Transport in the 19th and 20th Centuries
The tradition of having goods conveyed to and from market, especially in Norwich, has a relatively long history. Horse-drawn carriers were the norm in the nineteenth century, until the advent of the train. A Great Eastern Railway (GER) branch line (known locally as the "Swedes and Swimmers"), with stations at Forncett and Ashwellthorpe, was opened in 1881 to connect the main London-Norwich line to the station at Wymondham.
This line afforded a relief route between East Suffolk and Norfolk and thereby reduced the congestion around Norwich. The station at Forncett led to the growth and development of the Old Sale Yard, which handled particularly bulky goods like crops, and even livestock like cattle and poultry.

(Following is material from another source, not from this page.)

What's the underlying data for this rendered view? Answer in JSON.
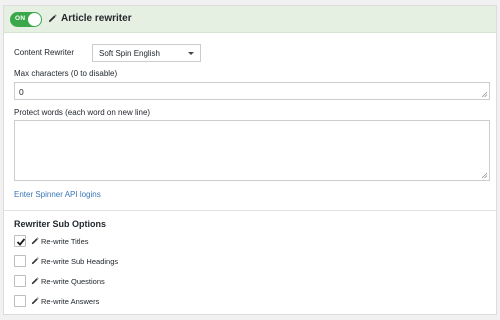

However, the railway line did not stop the development of motorized transport for both goods and passengers along the Norwich Road (the present B1113). Local initiative was shown by two families in establishing buses from Forncett End to Norwich, and by publicans at the Safety Valve PH offering cars for hire.